Across American parishes today, informal customs of gathering and the Mass’s formal Introductory Rites together comprise a ritual process that includes healing of alienations from God and one another in ways both articulated and unarticulated. Over recent decades a custom has widely emerged whereby the cantor, prior to introducing the opening song, instructs the people to greet others around them. Typical explanations, if not exhortations, for this instruction, bespeak neighborliness, “That there may be no strangers among us,” or, “Please turn to somebody near you to say hello,” or more rarely, “Let us greet those around us, recognizing Christ in one another.” Such friendly gestures, usually ranging from the enthusiastic to stilted, cannot but symbolize some measure of unity or even reconciliation across racial, economic, generational, or political divides amidst an individualistic society. Whatever a parish’s informal greeting customs (or lack thereof), the Introductory Rites of the Mass then begin with an obligatory song, a most effective corporeal way to unite people, whether it be a chant, hymn, or even just recitation of an entrance antiphon. Often preferred are songs about inclusivity, “All Are Welcome” or “Gather Us In,” with lyrics exulting diversity and overcoming divisions.

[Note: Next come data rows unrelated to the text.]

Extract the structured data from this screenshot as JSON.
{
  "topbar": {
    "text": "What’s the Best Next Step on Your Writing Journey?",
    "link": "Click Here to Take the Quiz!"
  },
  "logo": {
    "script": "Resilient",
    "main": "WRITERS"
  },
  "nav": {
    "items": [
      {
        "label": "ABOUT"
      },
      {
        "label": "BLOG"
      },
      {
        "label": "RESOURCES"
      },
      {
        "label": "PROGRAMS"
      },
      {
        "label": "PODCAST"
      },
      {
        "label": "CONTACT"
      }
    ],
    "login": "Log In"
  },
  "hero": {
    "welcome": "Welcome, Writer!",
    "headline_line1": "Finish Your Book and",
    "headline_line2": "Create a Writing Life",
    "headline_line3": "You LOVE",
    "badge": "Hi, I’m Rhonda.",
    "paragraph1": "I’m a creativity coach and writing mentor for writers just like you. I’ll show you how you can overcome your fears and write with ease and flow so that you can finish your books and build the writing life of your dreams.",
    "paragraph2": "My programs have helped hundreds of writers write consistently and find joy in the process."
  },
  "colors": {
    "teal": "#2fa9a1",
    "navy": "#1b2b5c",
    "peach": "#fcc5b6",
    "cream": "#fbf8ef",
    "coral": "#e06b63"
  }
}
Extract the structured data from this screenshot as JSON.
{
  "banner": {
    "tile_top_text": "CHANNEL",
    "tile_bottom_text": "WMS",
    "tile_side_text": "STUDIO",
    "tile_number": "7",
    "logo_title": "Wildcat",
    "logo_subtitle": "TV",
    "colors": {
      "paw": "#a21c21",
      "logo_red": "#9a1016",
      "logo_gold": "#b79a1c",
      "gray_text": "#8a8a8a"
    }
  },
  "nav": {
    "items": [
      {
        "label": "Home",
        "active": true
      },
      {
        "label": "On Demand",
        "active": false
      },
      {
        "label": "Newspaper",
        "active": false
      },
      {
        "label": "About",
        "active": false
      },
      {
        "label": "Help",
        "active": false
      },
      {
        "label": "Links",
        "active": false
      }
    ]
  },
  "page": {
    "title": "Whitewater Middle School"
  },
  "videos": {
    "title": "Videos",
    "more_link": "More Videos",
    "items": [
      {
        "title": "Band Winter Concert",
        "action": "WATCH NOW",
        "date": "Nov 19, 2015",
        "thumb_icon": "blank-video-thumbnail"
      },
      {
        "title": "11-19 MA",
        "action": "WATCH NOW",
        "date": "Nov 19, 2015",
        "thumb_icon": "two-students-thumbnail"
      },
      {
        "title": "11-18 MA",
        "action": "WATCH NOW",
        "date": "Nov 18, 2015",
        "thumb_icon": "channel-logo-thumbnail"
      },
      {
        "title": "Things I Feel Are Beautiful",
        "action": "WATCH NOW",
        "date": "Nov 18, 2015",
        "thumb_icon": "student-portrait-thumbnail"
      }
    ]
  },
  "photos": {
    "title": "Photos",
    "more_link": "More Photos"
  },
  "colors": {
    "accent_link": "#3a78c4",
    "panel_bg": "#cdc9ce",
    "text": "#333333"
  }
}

The General Instruction of the Roman Missal explains that the first purpose of the preparatory rites is “to assure that the faithful who come together as one establish communion,” while similarly, the Entrance song “foster[s] the unity of those who have gathered.” Whatever that range of individual conscious and unconscious engagement, this assembling can be a powerful symbol of humanity reconciled in Christ. Gathering in the house of the church, even if individuals might not think of their fellow laity as church, can raise conscious attention and intention to the shared life of faith, which for certain individuals on any given occasion may already constitute an act of reunion, if not reconciliation.
It makes sense theologically and ritually, therefore, that after the formal entrance and greeting comes the sin-confessing, mercy-proclaiming Penitential Act. . . .
The priest begins by inviting the assembly to pause in silent recollection: “Brethren (brothers and sisters), let us acknowledge our sins, and so prepare ourselves to celebrate the sacred mysteries.” The act concludes with the priest’s words of absolution, “May almighty God have mercy on us,/forgive us our sins,/and bring us to ever- lasting life,” to which the people reply, “Amen.” Eternal life, of course, is the gracious promise received through baptism. That this ritual unit may occasionally be replaced, especially during the Easter Season, with a blessing and sprinkling of water to remind people of their baptism, indicates the symbolic purpose of the introductory ritual unit: ongoing conversion as fundamental to the life of holiness.
There is much more. Morrill’s full essay in Liturgy 34, no. 1 is available now online by personal subscription and through many libraries.
Bruce Morrill, “Confessing Sin, Proclaiming Reconciliation in Contemporary U.S. Catholic Liturgy,” Liturgy 34, no. 1 (2019):30-38.